People with bad or no credit are often forced to take loans with high interest rates or unfavorable terms, but Upstart.com wants to reverse the scenario.
Billing itself as a “Kickstarter for Students,” the company considers other forward-looking factors besides a person’s credit score, or FICO, to decide how likely you are to repay.
It’s kind of like the questions your partner’s parents might ask you the first time you meet them: Where did you go to school? What did you study? How much will you earn in the future? Is it a reliable career?
“Our job is to see signals about a person that others don’t see,” said company founder Dave Girouard.
“FICO is inherently backward looking, which is what you’ve done with credit in the past,” he added. While with Upstart he said, “We like to see it as identifying someone’s potential, where they’re going.”
Clients like Dave Collier, a programmer employed by Trinity University, have used Upstart to change careers. He left his job in the oil sector, hard hit since the fall in the price of crude oil, and enrolled in programming courses. It seemed like a smart bet, but the tuition fees added $16,000 to his existing debt. Now he owed over $50,000.
By using Upstart, he was able to consolidate $22,000 in credit card debt and reduce his interest rate from 19% to 7.5%, a savings of $5,510.
Some in the industry are skeptical and wonder if the model could withstand the next economic downturn.
“The jury will be out until we’re in a recessionary environment and delinquencies and defaults increase, and that’s when you can really see which form of lending was worth the risk and which isn’t. was not,” said Greg McBride, chief financial analyst at Bankrate.com.
But for now, borrowers are happy to find a new life, at a reduced rate.

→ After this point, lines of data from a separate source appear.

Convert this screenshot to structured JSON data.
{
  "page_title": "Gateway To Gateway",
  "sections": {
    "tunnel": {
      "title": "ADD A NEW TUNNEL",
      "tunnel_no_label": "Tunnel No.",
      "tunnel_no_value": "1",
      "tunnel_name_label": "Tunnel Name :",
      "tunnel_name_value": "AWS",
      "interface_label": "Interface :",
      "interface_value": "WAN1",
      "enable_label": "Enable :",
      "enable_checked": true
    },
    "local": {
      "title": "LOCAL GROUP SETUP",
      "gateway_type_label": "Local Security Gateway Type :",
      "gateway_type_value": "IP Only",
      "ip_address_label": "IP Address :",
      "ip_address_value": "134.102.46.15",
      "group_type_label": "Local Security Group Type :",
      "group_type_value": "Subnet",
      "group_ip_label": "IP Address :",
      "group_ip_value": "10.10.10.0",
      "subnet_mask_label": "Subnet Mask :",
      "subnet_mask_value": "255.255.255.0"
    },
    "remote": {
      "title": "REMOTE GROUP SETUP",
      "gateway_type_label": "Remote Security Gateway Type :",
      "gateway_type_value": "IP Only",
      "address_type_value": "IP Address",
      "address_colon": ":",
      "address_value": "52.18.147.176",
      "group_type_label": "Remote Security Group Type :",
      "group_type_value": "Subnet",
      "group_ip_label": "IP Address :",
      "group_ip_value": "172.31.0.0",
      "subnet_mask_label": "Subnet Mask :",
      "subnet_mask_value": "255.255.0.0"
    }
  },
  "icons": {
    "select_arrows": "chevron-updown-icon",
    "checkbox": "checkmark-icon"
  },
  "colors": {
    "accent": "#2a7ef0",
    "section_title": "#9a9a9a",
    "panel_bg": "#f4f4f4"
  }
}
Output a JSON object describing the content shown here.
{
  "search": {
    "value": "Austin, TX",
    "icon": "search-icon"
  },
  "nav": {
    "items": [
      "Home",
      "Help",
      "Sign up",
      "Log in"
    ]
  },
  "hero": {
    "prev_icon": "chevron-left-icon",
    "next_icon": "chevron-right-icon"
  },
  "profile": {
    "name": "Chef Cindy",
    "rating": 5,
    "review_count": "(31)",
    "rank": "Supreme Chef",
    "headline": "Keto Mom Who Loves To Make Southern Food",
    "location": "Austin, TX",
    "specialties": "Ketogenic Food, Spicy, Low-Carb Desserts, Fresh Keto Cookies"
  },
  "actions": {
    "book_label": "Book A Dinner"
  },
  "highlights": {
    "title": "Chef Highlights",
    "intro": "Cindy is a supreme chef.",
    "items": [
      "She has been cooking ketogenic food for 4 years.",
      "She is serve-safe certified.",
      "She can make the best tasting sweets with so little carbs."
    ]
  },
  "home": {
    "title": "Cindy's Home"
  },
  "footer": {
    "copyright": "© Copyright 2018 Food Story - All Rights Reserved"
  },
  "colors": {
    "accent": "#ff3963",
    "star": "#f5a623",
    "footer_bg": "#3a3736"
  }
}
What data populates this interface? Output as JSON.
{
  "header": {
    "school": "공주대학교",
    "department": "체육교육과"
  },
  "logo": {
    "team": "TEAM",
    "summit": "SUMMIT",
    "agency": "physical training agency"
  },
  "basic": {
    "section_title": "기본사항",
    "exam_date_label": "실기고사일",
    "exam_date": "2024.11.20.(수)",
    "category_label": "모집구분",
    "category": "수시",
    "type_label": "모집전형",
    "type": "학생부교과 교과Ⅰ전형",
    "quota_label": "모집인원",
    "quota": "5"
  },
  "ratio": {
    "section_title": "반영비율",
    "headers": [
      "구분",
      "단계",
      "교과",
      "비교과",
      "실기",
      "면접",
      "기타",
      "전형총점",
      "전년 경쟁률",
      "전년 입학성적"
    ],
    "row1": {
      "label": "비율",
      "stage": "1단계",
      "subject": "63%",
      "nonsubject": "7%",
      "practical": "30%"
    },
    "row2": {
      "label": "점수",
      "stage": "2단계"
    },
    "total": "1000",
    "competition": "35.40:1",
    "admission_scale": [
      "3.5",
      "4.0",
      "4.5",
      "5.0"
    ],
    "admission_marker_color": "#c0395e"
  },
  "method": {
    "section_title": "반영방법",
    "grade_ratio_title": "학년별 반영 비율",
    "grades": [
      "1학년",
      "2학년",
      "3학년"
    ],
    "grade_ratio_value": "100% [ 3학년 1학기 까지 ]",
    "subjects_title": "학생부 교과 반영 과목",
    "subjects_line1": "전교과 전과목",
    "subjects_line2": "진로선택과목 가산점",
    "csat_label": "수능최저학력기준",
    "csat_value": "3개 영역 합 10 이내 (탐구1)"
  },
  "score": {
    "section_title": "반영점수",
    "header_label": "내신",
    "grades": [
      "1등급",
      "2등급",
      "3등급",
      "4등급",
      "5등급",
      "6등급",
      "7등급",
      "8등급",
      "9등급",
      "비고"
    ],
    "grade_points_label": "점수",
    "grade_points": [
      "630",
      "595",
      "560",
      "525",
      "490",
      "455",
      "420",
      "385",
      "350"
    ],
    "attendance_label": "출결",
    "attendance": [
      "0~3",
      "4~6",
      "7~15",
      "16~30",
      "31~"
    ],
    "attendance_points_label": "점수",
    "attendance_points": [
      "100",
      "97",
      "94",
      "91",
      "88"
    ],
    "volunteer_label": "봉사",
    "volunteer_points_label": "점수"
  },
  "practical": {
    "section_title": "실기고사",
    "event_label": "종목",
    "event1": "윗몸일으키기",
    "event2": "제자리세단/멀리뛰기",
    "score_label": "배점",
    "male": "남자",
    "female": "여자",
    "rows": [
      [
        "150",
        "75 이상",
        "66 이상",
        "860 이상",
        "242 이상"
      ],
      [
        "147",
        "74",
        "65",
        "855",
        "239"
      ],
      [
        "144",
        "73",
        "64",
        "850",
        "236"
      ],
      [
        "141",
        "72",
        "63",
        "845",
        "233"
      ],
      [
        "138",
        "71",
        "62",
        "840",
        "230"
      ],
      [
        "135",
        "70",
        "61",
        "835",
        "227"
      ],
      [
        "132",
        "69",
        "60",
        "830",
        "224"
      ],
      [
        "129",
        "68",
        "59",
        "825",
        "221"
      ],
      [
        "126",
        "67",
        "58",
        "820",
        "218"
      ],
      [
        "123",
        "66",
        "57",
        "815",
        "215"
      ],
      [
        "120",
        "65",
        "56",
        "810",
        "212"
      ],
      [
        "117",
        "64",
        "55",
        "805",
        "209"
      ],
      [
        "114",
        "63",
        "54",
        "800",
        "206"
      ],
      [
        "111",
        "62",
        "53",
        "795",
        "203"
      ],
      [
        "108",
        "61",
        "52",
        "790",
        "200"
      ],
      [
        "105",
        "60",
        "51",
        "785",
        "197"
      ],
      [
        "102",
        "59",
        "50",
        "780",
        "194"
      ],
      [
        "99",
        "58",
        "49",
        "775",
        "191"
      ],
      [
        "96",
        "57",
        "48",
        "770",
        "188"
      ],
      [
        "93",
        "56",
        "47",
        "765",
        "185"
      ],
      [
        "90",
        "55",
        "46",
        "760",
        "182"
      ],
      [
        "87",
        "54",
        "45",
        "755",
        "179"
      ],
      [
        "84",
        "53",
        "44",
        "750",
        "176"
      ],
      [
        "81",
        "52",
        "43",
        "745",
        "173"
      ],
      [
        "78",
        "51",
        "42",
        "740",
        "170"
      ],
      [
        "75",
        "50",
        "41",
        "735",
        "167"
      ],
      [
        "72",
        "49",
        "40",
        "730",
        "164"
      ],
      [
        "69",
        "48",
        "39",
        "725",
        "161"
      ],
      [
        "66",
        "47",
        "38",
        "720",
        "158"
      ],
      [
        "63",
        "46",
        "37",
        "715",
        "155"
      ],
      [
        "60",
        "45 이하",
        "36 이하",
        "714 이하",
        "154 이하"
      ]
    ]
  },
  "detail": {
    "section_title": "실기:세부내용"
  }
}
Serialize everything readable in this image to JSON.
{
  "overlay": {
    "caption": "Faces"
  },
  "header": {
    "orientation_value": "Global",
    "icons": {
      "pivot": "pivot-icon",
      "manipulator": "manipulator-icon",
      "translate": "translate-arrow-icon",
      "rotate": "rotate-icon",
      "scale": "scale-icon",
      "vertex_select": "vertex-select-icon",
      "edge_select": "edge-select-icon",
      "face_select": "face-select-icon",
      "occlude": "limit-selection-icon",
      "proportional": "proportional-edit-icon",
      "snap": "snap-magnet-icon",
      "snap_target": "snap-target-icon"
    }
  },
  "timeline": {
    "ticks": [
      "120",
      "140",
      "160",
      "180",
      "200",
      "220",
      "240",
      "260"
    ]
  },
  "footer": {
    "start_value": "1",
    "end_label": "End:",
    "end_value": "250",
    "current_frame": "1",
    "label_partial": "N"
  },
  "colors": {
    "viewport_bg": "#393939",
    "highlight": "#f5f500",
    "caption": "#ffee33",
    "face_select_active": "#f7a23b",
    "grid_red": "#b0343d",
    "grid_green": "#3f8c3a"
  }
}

“I’m going to buy a house sooner,” Collier said. I’m going to get married sooner.”
For more information, see upstart.com.